Many of the actors involved in the movie were unavailable to reprise their roles (Harrison Ford, for instance, was committed to the first Indiana Jones movie), but Mark Hamill and Anthony Daniels returned to reprise Luke Skywalker and C-3PO respectively. Han Solo was played by Perry King, Princess Leia by Ann Sachs, Ben Kenobi by Bernard Behrens, and Darth Vader by Brock Peters.
NPR's reruns of the series had some small timing cuts. Perhaps the most telling of these involves some dialogue in which Leia tells her father about a walk she took in the countryside on Alderaan, which makes the planet's eventual fate seem more of a personal tragedy to her.
BBC Radio 1 broadcast the series in the UK, but a key scene in the final episode was clumsily cut for timing.
The success of the series led to another, 10-part, series based on Star Wars Episode V: The Empire Strikes Back, again written by Daley and directed by Madden. Billy Dee Williams reprised Lando Calrissian, and John Lithgow played Yoda.

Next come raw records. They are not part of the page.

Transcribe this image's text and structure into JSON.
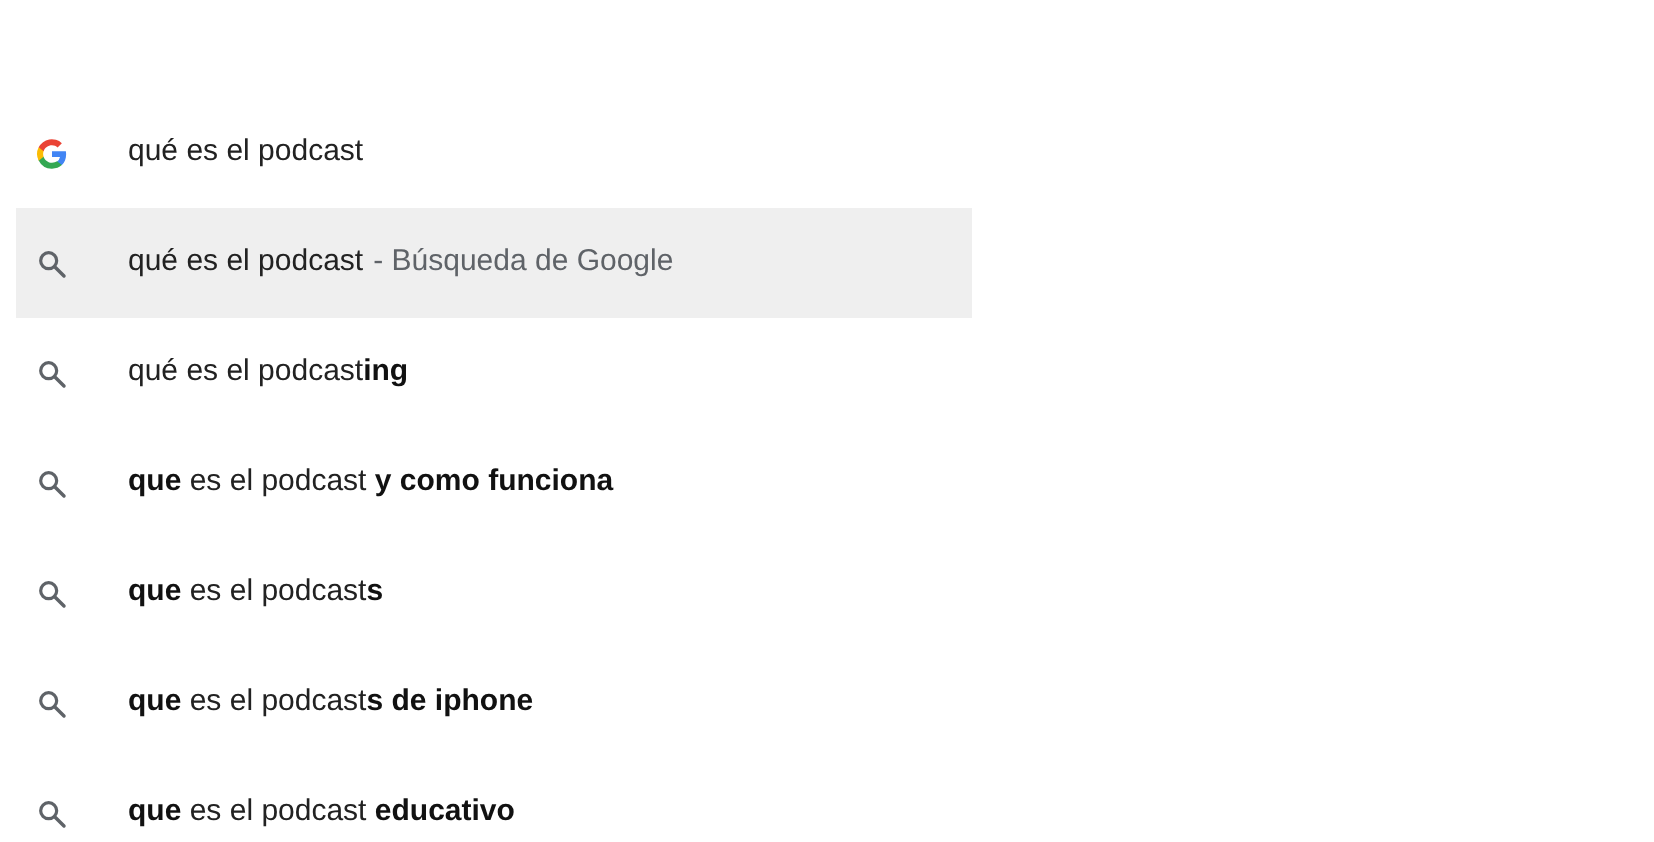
{
  "suggestions": [
    {
      "kind": "google",
      "text": "qué es el podcast",
      "selected": false
    },
    {
      "kind": "search",
      "text": "qué es el podcast",
      "suffix": "- Búsqueda de Google",
      "selected": true
    },
    {
      "kind": "search",
      "text": "qué es el podcast**ing**",
      "selected": false
    },
    {
      "kind": "search",
      "text": "**que** es el podcast **y como funciona**",
      "selected": false
    },
    {
      "kind": "search",
      "text": "**que** es el podcast**s**",
      "selected": false
    },
    {
      "kind": "search",
      "text": "**que** es el podcast**s de iphone**",
      "selected": false
    },
    {
      "kind": "search",
      "text": "**que** es el podcast **educativo**",
      "selected": false
    }
  ]
}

It was not until 1996 that a 6-part adaptation of Star Wars Episode VI: Return of the Jedi was made by Highbridge Audio (the company that had released the first two series on tape and CD), using many of the original radio cast but with Joshua Fardon taking over as Luke Skywalker. Edward Asner guest-stars as Jabba the Hutt — speaking only in grunts! Sadly scriptwriter Brian Daley died before the series went to air.

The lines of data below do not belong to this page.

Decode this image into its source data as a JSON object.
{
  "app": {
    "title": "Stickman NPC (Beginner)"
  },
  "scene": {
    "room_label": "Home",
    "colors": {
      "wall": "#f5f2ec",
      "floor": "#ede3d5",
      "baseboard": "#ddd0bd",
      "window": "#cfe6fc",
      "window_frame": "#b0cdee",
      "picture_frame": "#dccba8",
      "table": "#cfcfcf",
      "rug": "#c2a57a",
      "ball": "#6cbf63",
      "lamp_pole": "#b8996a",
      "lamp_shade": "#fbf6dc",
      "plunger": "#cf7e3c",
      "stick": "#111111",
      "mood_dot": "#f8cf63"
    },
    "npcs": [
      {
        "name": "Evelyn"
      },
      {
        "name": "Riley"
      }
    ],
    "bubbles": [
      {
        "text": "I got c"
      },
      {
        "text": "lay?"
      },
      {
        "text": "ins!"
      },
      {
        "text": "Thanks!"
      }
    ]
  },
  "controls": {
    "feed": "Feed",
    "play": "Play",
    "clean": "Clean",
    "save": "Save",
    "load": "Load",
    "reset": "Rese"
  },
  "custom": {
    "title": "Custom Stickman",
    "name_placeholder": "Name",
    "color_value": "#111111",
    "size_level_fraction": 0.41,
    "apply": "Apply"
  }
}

All three series were released on tape and CD in the US. Unfortunately NPR's cuts to the first series were retained.